Juan González de Mendoza O.S.A. was born at Toledo in Spain in 1545. He was from a rich and noble family. He first made a career in the army, and only later became a member of the Order of Saint Augustine. He was sent by Philip II, the King of Spain, to China. He was there from 1580 to 1583, and collected materials for the book he would later write.
In 1585 he published a book in Rome that was written in Spanish. It was named, Historia de las cosas mas notables, ritos y costumbres, del gran reyno de la China : sabidas assi por los libros de los mesmos chinas como por relacion de religiosos y otras personas que an estado en el dicho Reyno ... / hecha y ordenada por ... Fr. Ioan Gonçalez de Mendoça de la Orden de S. Augustin ... ; con un itinerario del nueuo Mundo
The first edition stated the city of publication, the year of printing, the name of the publisher and the name of the printer, as follows: Rome, Bartholome Grassi, en la Stampa de Vicentio Accolti 1585. As well as his own insights about China, the book is an editing by Mendoza of the experiences of other priests not only in China but also much of the New World and Asia generally. First there is a succinct tour of Cuba, Santo Domingo, Puerto Rico, Mexico, and Central America. Topics of special interest to Mendoza were natural history, the practices of land owning and management of the local people (inaccurately called "Indians"), and Spanish cultural developments.
Abraham Ortelius (1527-1598), the famous maker of maps at that time, stated in his atlas that he obtained more information concerning America from this book by Mendoza than from any other single work; that certainly was great praise. http://en.wikipedia.org/wiki/Abraham_Ortelius The important section entitled, Itinerario del Nuevo Mundo ("Travel in the New World"), describes the voyage from Spain to China, via the Canary Islands, Santo Domingo, Mexico, New Mexico, Acapulco, the Ladrones, and the Philippines.

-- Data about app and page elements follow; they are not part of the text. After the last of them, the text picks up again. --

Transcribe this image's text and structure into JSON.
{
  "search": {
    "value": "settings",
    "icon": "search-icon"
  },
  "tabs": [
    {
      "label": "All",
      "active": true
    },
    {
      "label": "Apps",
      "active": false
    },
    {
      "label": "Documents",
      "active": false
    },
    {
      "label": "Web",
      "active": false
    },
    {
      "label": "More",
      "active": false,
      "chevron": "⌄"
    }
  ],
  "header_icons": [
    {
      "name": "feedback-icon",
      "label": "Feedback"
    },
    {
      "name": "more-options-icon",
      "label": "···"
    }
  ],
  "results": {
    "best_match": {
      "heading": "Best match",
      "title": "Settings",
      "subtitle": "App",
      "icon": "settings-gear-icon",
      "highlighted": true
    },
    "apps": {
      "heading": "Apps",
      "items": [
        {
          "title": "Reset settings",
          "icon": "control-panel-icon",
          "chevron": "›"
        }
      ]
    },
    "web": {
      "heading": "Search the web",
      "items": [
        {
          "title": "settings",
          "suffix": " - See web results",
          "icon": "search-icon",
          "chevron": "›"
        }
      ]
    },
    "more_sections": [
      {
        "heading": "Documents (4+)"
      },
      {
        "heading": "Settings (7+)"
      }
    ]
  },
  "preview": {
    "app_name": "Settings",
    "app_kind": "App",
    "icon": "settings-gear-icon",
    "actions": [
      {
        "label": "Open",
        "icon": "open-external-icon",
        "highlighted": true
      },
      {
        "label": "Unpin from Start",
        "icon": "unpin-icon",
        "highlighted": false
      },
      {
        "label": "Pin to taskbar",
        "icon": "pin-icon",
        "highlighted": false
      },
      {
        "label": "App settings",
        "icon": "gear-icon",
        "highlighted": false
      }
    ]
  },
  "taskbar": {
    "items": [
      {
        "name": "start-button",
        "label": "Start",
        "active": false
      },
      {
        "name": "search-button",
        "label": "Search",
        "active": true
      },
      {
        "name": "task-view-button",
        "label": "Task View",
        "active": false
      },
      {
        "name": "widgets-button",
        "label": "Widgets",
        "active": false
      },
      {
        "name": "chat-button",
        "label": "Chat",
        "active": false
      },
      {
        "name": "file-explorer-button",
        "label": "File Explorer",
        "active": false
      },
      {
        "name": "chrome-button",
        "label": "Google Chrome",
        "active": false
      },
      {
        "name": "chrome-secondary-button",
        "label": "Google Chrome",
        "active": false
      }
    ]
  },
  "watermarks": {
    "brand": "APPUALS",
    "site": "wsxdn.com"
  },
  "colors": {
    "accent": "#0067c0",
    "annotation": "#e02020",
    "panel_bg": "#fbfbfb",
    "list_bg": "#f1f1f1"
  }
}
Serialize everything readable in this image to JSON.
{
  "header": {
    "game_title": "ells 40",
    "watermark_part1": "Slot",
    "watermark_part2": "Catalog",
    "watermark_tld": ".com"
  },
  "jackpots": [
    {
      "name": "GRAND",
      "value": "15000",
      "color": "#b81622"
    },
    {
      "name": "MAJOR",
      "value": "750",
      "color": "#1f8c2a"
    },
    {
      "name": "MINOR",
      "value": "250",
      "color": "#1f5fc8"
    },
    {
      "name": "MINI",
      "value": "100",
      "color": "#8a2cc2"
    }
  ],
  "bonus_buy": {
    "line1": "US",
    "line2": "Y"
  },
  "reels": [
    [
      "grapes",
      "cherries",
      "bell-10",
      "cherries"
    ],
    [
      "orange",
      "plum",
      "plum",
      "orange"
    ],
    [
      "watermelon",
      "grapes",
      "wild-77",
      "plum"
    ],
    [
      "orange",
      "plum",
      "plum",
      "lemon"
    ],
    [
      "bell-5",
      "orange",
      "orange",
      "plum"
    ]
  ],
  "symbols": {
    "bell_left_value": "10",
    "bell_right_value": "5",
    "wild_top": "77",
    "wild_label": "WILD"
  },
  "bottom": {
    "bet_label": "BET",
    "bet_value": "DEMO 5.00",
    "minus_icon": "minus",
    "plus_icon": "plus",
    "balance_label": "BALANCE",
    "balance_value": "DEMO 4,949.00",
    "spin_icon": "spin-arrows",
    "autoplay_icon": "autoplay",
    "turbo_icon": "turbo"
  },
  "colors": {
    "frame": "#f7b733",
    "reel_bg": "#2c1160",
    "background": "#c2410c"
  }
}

Mention is made of commodities available in the various places, the condition of the peoples met with, and a wide variety of other useful information. The book had been called "an advertisement of nearly all of the Spanish and Portuguese overseas connections." In addition to its great content about Latin America, the book offers rich data on China. It was the first book printed in Europe to contain an illustration of a number of Chinese characters. As well, it makes important observations on the nature of Chinese writing and its ideographic nature.
It was the most influential and detailed work on China prepared in the sixteenth century, and was the first history of contemporary China published in a European language. Its popularity may be accounted for in part by the great and unsatisfied demand which existed everywhere in Europe for a comprehensive and authoritative survey of China. In fact, the authority of this book by Mendoza was so great that it became the point of departure and the basis of comparison for all subsequent European works on China written before the eighteenth century.
Japan, the Maluccas (the Spice Islands), and the Philippines were also included by Mendoza. The Philippines, their history, indigenous populations, and "conquest by the Spaniards and missionaries" are treated in several places. For this coverage, he had reports of the first Christian activity in the Philippines by the Order of Saint Augustine, which had begun ten years previously in 1575.
For interesting materials on the Malaccas (the Spice Islands) and Indochina, Mendoza reported, for example, the experiences of men such as the Franciscan, Martin Ignatius de Loyola; the latter was a relative of Saint Ignatius Loyola, and served in Asia in 1579. Before the end of the century this book by Mendoza had been translated into most European languages and had become one of the best-selling books of its day. Its translation into the Italian language happened in 1586, only one year after initial edition appeared in Spanish at Rome. Two more Italian editions quickly followed.
The rate at which demand for this book increased is indicated by the rapid appearance of nine editions in four major Continental European languages in the following eight years. It was printed in Italian at Rome during 1585 and again in 1586, in Venice during 1586 and 1588 and 1590; in Spanish in Madrid in 1586 and at Anvers in 1596; in German at Frankfurt during 1589; and in French in Paris during 1589.
On 31st May 1593 Mendoza was appointed Bishop of Lipari, which is a volcanic island off the coast of southern Italy. He resigned in 1599, and on 7th May 1607 was appointed Bishop of Chiapas (Ciudad Real de Chiapas), Chiapas, México. On 17th November 1608 he was then transferred, and made the Bishop of Popayán, Colombia (then called New Grenada), where he died in office on 14th February 1618.
He had served on three continents, and had successively been the bishop of three different dioceses on two of these continents. To have been a bishop of three different dioceses is relatively rare. In that Phillip II of Spain had a direct voice in the appointment of bishops in the colonies of Spain, possibly the fact that Philip knew the Mendoza family in Toledo and knew Juan Mendoza personally caused this to happen without there needing to be any suggestion that Mendoza himself had either wanted it or had sought it to happen.